The ideals of Hippocratic Oath do not always come to terms with relevant concerning a patient’s life and death. The Oath itself can be found indifferent versions that may not be a suitable thought. Every part of the ethical system taught in healthcare education can be traced to the oath that doctors take when entering the profession. The Hippocratic Oath includes issues of patient privacy, but ultimately requires that doctors do everything possible to avoid causing harm and to preserve the health of their patients in all ways possible. The system of ethics surrounding healthcare is based entirely on the notion of preserving patient health. Medical ethics is such a complex issue that there are scholars who specialize in nothing besides the study of healthcare ethics. Ethics in this field not only applies to the practice of healthcare, but also to its further development through research and in the development of new fields of study (Pozgar, G. 2012). In addition, most healthcare professionals have specific ethical guidelines set down by their governing organizations which they are both expected and required to follow. Most medical specialties also have their own detailed ethical codes that govern practitioners. Physicians take an oath to protect and help others, and it is important that physicians stick to that oath. There however are exceptions to the rules such as, where serious harm may occur, where a doctor believes a patient to be the victim of abuse and the patient is unable to give or withhold consent to disclose, where a doctor has a patient who is a health professional and has concerns over that person’s fitness to practice and posing a serious danger to patients in his or her care, and where a doctor has concerns over a patient’s fitness to drive to name a few (Green, B. 2012).
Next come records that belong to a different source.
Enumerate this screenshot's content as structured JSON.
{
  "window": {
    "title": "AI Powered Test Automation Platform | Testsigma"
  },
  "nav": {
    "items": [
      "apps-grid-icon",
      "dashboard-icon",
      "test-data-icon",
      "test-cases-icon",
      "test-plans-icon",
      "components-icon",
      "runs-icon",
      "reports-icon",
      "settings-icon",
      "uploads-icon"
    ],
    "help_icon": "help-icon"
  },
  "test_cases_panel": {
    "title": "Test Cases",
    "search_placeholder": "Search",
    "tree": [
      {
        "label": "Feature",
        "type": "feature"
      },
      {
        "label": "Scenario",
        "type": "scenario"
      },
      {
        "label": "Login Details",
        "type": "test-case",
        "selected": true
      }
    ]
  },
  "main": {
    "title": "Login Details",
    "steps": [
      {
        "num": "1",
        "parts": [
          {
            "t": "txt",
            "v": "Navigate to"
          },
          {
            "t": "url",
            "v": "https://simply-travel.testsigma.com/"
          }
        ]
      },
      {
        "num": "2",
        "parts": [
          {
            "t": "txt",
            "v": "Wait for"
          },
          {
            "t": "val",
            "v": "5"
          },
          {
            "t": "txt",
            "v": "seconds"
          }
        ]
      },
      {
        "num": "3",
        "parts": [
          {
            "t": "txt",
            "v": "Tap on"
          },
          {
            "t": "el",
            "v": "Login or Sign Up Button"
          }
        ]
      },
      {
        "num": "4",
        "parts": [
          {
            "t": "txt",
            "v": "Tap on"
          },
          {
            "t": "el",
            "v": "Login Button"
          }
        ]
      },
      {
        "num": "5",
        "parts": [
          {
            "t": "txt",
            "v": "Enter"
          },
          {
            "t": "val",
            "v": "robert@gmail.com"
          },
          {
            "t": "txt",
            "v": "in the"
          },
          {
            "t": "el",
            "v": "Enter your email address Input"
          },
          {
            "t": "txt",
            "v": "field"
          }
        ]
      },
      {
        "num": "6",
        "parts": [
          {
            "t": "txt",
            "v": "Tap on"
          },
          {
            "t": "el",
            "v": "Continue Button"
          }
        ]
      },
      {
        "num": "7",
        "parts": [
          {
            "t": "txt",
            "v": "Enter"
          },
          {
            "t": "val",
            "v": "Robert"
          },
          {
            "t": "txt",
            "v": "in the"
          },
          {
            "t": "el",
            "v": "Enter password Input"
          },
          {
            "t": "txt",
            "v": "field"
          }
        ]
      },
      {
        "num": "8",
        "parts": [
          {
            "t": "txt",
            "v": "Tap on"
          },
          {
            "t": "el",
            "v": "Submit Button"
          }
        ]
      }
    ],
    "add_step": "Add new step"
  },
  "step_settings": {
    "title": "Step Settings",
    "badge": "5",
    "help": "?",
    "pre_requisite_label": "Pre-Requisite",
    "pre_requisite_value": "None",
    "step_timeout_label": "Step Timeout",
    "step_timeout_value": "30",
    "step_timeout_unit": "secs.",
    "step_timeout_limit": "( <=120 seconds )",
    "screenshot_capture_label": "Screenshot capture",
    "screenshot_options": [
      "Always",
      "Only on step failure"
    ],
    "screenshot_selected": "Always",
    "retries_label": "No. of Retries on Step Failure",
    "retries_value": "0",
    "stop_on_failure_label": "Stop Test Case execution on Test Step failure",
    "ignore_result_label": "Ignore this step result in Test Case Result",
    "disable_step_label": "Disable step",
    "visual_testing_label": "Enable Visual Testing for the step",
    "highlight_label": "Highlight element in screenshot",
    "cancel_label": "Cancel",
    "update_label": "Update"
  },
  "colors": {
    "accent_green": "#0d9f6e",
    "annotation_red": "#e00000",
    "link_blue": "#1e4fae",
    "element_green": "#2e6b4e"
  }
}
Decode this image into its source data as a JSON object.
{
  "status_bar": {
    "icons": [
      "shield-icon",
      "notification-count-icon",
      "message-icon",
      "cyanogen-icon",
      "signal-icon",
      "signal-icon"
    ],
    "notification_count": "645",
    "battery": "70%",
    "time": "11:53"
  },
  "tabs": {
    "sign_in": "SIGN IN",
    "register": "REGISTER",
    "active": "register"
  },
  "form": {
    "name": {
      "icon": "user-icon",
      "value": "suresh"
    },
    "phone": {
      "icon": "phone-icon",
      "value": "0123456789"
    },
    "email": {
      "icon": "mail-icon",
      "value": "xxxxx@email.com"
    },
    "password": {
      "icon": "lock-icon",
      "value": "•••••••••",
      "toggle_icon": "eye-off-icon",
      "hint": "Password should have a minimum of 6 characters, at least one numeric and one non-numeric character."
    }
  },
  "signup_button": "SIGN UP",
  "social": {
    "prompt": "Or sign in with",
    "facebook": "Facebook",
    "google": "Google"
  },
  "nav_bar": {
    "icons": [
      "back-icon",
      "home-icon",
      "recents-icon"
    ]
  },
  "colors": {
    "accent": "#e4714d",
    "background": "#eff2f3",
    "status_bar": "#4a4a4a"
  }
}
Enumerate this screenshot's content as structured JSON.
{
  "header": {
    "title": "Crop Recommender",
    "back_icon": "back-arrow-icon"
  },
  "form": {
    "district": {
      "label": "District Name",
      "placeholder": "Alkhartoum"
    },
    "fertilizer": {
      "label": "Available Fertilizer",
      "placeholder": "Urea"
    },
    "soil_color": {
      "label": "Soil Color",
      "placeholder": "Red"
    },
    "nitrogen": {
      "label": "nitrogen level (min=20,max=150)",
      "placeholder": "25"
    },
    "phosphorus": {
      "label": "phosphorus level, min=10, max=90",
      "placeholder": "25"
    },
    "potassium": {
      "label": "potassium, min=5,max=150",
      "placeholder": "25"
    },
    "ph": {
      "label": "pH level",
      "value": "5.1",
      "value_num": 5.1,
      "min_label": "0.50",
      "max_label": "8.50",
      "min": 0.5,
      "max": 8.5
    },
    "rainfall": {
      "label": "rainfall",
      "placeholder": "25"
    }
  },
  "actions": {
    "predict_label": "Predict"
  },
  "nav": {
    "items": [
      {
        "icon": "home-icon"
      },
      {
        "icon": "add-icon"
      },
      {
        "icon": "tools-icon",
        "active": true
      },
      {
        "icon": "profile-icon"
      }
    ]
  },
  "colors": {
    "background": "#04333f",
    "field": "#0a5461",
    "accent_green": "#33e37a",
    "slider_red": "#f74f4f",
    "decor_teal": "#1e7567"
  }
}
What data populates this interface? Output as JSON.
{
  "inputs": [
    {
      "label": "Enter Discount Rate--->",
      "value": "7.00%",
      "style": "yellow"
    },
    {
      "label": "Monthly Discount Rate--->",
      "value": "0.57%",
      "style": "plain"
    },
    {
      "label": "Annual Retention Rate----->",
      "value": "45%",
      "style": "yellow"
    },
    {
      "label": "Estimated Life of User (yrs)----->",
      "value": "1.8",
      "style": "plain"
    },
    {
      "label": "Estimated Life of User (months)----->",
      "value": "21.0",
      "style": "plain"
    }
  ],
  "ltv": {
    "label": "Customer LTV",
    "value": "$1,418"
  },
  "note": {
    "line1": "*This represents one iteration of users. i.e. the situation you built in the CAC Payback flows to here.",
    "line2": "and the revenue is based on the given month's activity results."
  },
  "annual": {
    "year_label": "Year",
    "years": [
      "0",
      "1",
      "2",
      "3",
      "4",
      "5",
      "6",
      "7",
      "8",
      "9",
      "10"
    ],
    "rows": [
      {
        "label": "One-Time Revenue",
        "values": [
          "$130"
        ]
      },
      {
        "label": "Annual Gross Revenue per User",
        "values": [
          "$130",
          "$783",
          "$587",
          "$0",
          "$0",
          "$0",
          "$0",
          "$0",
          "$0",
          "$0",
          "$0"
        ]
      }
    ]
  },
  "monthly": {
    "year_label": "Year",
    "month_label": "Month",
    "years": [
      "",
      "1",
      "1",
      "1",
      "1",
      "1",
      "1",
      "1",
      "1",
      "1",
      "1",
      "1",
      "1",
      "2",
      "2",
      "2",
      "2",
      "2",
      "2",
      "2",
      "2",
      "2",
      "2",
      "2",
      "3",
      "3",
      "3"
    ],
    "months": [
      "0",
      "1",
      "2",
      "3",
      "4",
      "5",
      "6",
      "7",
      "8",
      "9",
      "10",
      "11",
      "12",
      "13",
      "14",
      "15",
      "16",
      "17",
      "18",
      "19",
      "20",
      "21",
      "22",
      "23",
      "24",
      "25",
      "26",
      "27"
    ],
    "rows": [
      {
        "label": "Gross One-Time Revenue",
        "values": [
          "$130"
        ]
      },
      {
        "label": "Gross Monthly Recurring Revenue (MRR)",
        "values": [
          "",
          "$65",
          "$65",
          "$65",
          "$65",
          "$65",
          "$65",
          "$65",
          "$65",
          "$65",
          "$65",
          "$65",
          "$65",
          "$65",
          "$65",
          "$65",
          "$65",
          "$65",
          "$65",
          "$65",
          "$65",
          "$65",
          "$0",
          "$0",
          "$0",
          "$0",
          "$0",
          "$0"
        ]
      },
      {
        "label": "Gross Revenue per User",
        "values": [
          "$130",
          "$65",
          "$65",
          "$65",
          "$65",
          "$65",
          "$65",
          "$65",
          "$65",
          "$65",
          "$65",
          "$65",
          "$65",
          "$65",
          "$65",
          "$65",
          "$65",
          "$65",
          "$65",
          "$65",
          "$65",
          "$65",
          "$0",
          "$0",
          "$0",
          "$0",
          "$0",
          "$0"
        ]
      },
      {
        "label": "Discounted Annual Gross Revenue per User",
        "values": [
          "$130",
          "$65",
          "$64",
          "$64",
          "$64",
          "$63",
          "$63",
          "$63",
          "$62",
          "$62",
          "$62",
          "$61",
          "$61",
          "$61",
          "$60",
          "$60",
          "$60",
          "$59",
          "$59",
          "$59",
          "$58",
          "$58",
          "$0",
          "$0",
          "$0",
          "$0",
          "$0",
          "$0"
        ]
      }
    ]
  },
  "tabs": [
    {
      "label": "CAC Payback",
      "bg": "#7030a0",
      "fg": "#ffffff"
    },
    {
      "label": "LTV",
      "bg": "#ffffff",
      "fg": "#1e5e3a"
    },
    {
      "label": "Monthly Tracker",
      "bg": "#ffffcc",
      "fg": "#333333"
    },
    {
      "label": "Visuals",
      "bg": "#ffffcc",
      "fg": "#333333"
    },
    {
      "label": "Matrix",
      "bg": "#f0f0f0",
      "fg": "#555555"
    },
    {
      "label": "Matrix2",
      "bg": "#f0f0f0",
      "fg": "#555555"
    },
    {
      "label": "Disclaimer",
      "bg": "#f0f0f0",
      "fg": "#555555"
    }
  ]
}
Physicians should not be able or allowed to turn anyone away, especially if they don’t have the means